“One way or another,” he concludes, “the survey can help make voting conditions fairer and better for everyone.”

He’s heard one proposal to give the average person 15 minutes to vote, by setting a new standard of providing all precincts with a voting station for every 50 registered voters.  But other reforms might make that less necessary.

“If more people can vote absentee, or in person at the local clerk’s office the last week or two before Election Day, fewer people will need to come to the polling place – and the more time will be available at voting stations for those who do vote in person.”

But, as he told the camera at DPTV, “It’ll take a lot of reforming to get fairer, better elections – and we all need to pitch in.”

Open Letter Sent to Almost 200 Editors;
News Release to Over 500 Media Outlets —
Have You Heard the News?
All three of these topics – election audits, the joint statewide recount, and the voting-conditions survey – were mentioned in an “open letter” John sent voters “in care of Michigan’s newspaper editors” – almost 200 of them – a month ago, on September 3. And the issues were raised again September 17 in a general news release to TV, radio, wire, and online media as well as newspapers.

But as far as John knows, the news has only gotten to readers of letters in the Battle Creek _Enquirer_, the _Observer and Eccentric_, and the Westland _Observer_.

“If you hear this news, please let me know where and when you heard it,” he asks voters.  “You may have found a news source that really wants to inform the public.”

This experience also goes to explain why he answered a DPTV-MiVote question about education priorities by saying, “I also want to help develop Michigan students’ ability to do independent research, and track down information on parties and candidates the media don’t always feature except as ‘also-runnings’.  Maybe that could also build their critical thinking skills, as they consider all the different kinds of reform it would take to achieve fair treatment for all candidates – of any party, or none.”

3 Responses

  1. […] Sec State cand La Pietra (G-MI) Goes Even More “Public” With Invitations to Voters, Oppo… ( […]

  2. […] Sec State cand La Pietra (G-MI) Goes Even More “Public” With Invitations to Voters, Oppo… ( […]

  3. […] Sec State cand La Pietra (G-MI) Goes Even More “Public” With Invitations to Voters, Oppo… ( […]

Leave a Reply

Your email address will not be published.
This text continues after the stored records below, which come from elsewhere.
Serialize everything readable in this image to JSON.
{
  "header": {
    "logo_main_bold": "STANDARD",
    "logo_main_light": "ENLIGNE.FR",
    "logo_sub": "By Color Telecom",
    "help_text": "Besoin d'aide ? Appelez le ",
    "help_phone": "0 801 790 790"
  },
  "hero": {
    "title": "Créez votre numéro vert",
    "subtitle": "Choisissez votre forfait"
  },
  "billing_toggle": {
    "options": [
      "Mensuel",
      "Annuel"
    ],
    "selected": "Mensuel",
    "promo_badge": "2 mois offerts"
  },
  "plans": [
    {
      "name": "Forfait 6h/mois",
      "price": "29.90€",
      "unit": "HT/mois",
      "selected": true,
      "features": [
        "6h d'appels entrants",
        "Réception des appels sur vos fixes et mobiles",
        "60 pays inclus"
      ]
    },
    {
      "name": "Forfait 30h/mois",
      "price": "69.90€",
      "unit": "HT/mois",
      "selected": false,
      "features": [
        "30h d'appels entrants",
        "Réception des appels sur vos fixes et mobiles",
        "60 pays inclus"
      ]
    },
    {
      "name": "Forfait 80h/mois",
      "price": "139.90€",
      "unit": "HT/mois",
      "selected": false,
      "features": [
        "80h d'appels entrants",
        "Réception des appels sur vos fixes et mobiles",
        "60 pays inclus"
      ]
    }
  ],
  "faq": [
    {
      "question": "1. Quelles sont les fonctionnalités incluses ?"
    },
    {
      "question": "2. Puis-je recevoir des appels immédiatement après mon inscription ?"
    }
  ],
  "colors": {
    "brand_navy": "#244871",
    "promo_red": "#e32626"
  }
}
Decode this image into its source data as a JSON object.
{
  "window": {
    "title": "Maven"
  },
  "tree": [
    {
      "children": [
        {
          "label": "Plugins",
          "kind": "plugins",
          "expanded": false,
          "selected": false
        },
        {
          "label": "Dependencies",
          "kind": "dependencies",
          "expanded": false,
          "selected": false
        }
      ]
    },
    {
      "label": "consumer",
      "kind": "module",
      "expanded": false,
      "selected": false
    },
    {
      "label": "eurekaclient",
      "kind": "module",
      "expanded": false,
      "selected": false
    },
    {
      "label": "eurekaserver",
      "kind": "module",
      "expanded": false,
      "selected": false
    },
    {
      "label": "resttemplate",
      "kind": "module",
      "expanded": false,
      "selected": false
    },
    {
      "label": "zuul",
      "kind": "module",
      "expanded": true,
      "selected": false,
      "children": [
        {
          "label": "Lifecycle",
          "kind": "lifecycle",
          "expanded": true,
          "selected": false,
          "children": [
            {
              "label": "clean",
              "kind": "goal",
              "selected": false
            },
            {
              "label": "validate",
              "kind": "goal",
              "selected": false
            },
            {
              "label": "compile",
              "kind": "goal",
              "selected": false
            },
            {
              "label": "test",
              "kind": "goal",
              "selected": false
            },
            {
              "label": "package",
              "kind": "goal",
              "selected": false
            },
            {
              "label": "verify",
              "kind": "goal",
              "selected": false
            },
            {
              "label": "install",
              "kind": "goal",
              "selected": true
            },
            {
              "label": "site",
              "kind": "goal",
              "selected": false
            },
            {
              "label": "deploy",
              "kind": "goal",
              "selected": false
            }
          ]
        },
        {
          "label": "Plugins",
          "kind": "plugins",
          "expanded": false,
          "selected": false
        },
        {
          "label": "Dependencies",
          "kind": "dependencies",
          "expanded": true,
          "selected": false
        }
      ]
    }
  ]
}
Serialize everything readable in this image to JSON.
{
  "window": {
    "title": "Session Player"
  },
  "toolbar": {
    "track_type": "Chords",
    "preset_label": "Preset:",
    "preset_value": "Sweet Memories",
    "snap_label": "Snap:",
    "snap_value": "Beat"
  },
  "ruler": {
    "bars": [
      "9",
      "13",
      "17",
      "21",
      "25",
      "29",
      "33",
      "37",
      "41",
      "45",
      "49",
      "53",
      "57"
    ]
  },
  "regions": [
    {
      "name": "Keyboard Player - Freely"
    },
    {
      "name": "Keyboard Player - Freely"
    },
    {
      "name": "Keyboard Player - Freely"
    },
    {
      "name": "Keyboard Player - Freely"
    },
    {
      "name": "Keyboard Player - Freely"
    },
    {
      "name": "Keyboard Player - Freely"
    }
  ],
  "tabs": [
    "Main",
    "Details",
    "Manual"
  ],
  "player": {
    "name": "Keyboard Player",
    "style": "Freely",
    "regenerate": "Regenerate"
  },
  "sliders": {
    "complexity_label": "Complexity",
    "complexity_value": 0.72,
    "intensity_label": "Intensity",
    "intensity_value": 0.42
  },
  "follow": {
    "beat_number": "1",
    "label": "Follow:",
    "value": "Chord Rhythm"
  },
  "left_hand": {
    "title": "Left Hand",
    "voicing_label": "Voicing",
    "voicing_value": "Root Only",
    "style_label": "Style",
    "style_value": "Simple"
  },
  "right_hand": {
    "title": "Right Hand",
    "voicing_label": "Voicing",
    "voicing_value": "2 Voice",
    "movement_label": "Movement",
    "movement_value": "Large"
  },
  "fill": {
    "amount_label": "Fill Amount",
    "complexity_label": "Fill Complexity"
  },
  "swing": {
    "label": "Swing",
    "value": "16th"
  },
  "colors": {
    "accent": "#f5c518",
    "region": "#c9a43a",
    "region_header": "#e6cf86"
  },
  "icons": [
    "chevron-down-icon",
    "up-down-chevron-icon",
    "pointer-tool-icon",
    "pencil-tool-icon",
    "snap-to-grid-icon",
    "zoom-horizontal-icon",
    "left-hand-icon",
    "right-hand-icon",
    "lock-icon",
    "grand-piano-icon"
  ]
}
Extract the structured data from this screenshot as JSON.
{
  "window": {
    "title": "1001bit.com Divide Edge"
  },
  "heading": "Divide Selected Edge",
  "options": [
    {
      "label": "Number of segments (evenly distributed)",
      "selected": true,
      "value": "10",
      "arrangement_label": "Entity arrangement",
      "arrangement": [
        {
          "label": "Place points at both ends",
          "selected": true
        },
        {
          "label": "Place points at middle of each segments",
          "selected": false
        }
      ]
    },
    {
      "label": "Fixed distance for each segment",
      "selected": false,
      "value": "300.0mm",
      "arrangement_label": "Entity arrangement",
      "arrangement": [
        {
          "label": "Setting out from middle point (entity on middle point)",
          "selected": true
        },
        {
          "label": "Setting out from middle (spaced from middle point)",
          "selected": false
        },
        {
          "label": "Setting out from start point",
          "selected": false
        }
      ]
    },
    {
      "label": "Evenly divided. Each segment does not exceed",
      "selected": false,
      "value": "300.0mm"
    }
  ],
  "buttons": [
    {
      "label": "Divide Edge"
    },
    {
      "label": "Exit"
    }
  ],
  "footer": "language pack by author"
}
Required fields are marked *

This site uses Akismet to reduce spam. Learn how your comment data is processed.